Demuth has been coy about identifying the mystery protease. At AD/PD he presented indirect evidence to suggest that secretases other than BACE may indeed be involved in pGluAβ formation. He reported that in BACE1/2 knockout fibroblasts expressing wild-type APP, the same amount of pGluAβ is formed as in BACE-expressing fibroblasts. “We believe there are many different β site activities,” Demuth said. “We have studied that in different cell systems, including primary cortical neurons, and we see about one-half of Aβ is formed via the BACE pathway. The other half is formed by different protease(s), among them being the proteolytic pathway that generates pGluAβ,” said Demuth.
“This is a very hot topic,” suggested Lemere. “There is definitely a lot of work going on in multiple labs right now investigating whether there are other secretases involved in pre-cleavages or cleavage of Aβ at the -1, -2, +2, +3 positions, etc., and it may be that enzymes are responsible for those alternative cleavage sites,” she said.

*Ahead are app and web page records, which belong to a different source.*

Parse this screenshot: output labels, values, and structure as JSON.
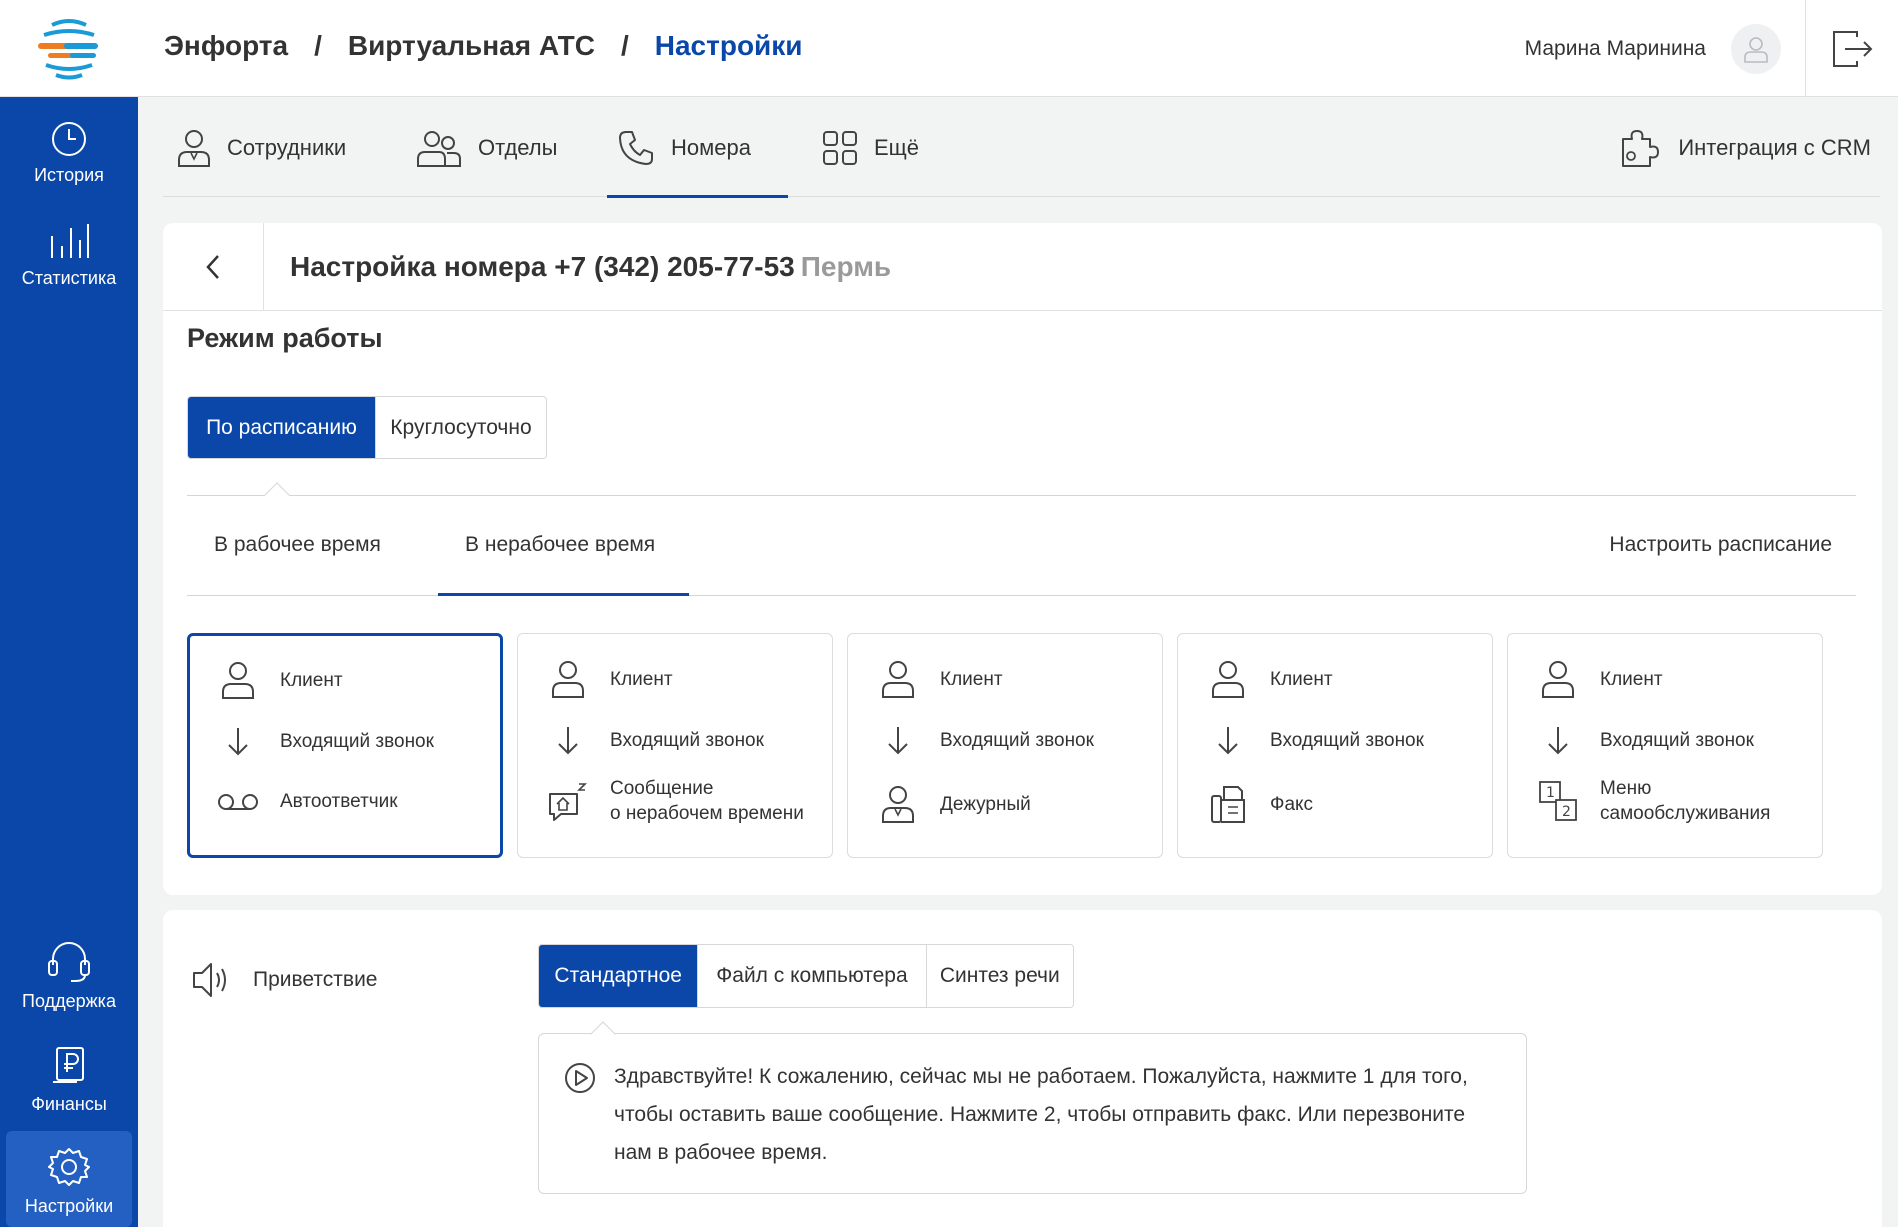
{
  "sidebar": {
    "items": [
      {
        "label": "История",
        "icon": "clock-icon"
      },
      {
        "label": "Статистика",
        "icon": "bars-icon"
      },
      {
        "label": "Поддержка",
        "icon": "headset-icon"
      },
      {
        "label": "Финансы",
        "icon": "ruble-doc-icon"
      },
      {
        "label": "Настройки",
        "icon": "gear-icon",
        "active": true
      }
    ]
  },
  "header": {
    "breadcrumb": [
      "Энфорта",
      "Виртуальная АТС",
      "Настройки"
    ],
    "separator": "/",
    "user_name": "Марина Маринина"
  },
  "nav": {
    "tabs": [
      {
        "label": "Сотрудники",
        "icon": "person-icon"
      },
      {
        "label": "Отделы",
        "icon": "group-icon"
      },
      {
        "label": "Номера",
        "icon": "phone-icon",
        "active": true
      },
      {
        "label": "Ещё",
        "icon": "grid-icon"
      }
    ],
    "crm_label": "Интеграция с CRM"
  },
  "number_settings": {
    "title": "Настройка номера +7 (342) 205-77-53",
    "city": "Пермь",
    "mode_title": "Режим работы",
    "mode_options": [
      "По расписанию",
      "Круглосуточно"
    ],
    "mode_selected": "По расписанию",
    "time_tabs": [
      "В рабочее время",
      "В нерабочее время"
    ],
    "time_tab_selected": "В нерабочее время",
    "configure_schedule": "Настроить расписание",
    "scenarios": [
      {
        "client": "Клиент",
        "incoming": "Входящий звонок",
        "target": "Автоответчик",
        "target_icon": "voicemail-icon",
        "selected": true
      },
      {
        "client": "Клиент",
        "incoming": "Входящий звонок",
        "target": "Сообщение",
        "target2": "о нерабочем времени",
        "target_icon": "sleep-message-icon"
      },
      {
        "client": "Клиент",
        "incoming": "Входящий звонок",
        "target": "Дежурный",
        "target_icon": "duty-person-icon"
      },
      {
        "client": "Клиент",
        "incoming": "Входящий звонок",
        "target": "Факс",
        "target_icon": "fax-icon"
      },
      {
        "client": "Клиент",
        "incoming": "Входящий звонок",
        "target": "Меню",
        "target2": "самообслуживания",
        "target_icon": "menu-12-icon"
      }
    ]
  },
  "greeting": {
    "label": "Приветствие",
    "options": [
      "Стандартное",
      "Файл с компьютера",
      "Синтез речи"
    ],
    "selected": "Стандартное",
    "text": "Здравствуйте! К сожалению, сейчас мы не работаем. Пожалуйста, нажмите 1 для того, чтобы оставить ваше сообщение. Нажмите 2, чтобы отправить факс. Или перезвоните нам в рабочее время."
  },
  "colors": {
    "brand_blue": "#0a47a9",
    "sidebar_active": "#2460c2",
    "logo_orange": "#f07c22",
    "logo_blue": "#1a9ad6"
  }
}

Last but not least, what happens to pGluAβ once it is formed? In his AD/PD presentation, Takaomi Saido of the RIKEN, Wako, Japan, reported that pGluAβ is very much resistant to in vivo degradation. The half-life of pGluAβ3-42 in the brain was approximately five times longer than full-length Aβ42. In contrast, truncated Aβ species other than pGluAβ3-42, such as Aβ3-42 and Aβ4-42, were more susceptible to in vivo degradation than Aβ42. This may account for the selective deposition of pGluAβ in aging human brains, suggested Saido. He also demonstrated, by immunohistochemistry and mass spectrometry, that neprilysin deficiency resulted in elevated deposition of pGluAβ in APP-Tg mice, indicating a connection between the aging-associated decline of neprilysin activity and accumulation of pGluAβ in the brain. The underlying mechanism remains yet to be identified. Strikingly, Saido and colleagues found that QC is upregulated about fivefold in the APP/NEP-/- animals. This is relevant to earlier work by Demuth’s group showing upregulation of QC in brain tissue of AD patients but not of age-matched controls (see Schilling et al., 2008). Whether the same driving force is responsible for elevated QC in aging humans and NEP-negative mice remains to be seen.—Tom Fagan.